• The Palo Alto Research Center, of Palo Alto, Calif., and The Scripps Research Institute in of La Jolla, Calif., are forming the Scripps-PARC Institute for Advanced Biomedical Studies with the intent of accelerating discovery processes in the life sciences. The two centers are collaborating to create technologies in biomedical science that will have scientific and commercial impact. The announcement coincided with a paper presented to unveil the Scripps-PARC Institute's first achievement, which is a system of detecting and monitoring cancer through blood testing at unprecedented speeds, enabling early diagnosis of cancer and other conditions.

• Provalis plc, of Flintshire, UK, said its pharmaceuticals business entered an agreement with Edmond Pharma SpA, of Milan, Italy, under which Provalis will distribute Erdotin in the UK and Republic of Ireland. The agreement is for a minimum of 10 years, with Provalis being the exclusive distributor for the first five years. It also includes an option for Provalis to purchase the product, under agreed terms, after the end of the third year. Provalis is to pay €200,000 to Edmond Pharma as a contribution toward development and regulatory costs. Erdotin (erdosteine) is one of the latest generation of mucolytic agents.

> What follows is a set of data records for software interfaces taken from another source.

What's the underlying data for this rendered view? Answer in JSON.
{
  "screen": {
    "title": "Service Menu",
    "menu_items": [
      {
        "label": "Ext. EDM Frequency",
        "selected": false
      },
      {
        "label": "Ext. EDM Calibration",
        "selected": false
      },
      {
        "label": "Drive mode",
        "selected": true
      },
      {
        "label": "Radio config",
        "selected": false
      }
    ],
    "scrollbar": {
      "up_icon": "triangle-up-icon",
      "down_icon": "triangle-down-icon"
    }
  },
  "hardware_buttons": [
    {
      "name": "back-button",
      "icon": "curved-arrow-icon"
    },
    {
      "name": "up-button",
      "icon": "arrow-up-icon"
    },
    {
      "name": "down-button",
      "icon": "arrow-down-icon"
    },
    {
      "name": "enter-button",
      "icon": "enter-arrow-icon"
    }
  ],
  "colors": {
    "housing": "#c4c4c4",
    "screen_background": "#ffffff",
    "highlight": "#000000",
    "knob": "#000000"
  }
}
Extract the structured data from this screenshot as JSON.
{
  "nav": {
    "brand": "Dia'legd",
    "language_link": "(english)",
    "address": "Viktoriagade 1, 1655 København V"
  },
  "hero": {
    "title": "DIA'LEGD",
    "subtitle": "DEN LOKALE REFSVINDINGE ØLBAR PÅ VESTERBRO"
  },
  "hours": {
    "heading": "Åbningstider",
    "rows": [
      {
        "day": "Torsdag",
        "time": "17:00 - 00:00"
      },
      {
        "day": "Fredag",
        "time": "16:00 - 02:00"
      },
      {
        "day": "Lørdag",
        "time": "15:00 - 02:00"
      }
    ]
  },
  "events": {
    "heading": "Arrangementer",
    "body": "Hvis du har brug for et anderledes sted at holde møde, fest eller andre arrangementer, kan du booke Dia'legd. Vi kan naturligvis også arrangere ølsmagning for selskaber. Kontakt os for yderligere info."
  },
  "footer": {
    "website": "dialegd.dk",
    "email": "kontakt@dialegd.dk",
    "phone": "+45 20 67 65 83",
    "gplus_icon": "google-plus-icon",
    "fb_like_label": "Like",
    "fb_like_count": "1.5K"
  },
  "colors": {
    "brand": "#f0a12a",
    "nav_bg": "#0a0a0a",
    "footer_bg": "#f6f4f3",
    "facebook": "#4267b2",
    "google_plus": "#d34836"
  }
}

• Signet Laboratories Inc., of Dedham, Mass., made available two high-affinity purified polyclonal antibodies used for the identification and measurement of the 40- and 42-amino-acid isoforms of the protein beta amyloid. Its 40 and 42 specific antibodies represent a way to determine levels of beta amyloid 1-40 and 1-42 protein isoforms in cerebrospinal fluid, plasma and brain tissue.

• Valeant Pharmaceuticals Inc., of Costa Mesa, Calif., presented 24-week Phase II data of Viramidine demonstrating antiviral activity comparable to that of ribavirin, but with a lower incidence of anemia. Viramidine was used in combination with peginterferon alfa-2a in treatment-na ve patients with chronic hepatitis C virus. The open-label, randomized study enrolled about 180 patients. Data showed a sustained reduction in HCV RNA of about two and one-half log for all three doses of Viramidine. There were also fewer patients in the Viramidine groups with anemia.

• Xechem International Inc., of New Brunswick, N.J., executed a definitive closing agreement for its alliance with Baroda, India-based Alembic Ltd. Xechem believes the alliance will help it bring Nicosan/Hemoxin to market in Nigeria within the next 12 months. The drug has shown efficacy in clinical studies in Nigeria in treating sickle cell disease. The definitive agreement calls for the funding of up to $3 million in four-year loans from Alembic, in addition to its $640,000 equity investment in Xechem. The FDA granted orphan drug status to Nicosan/Hemoxin.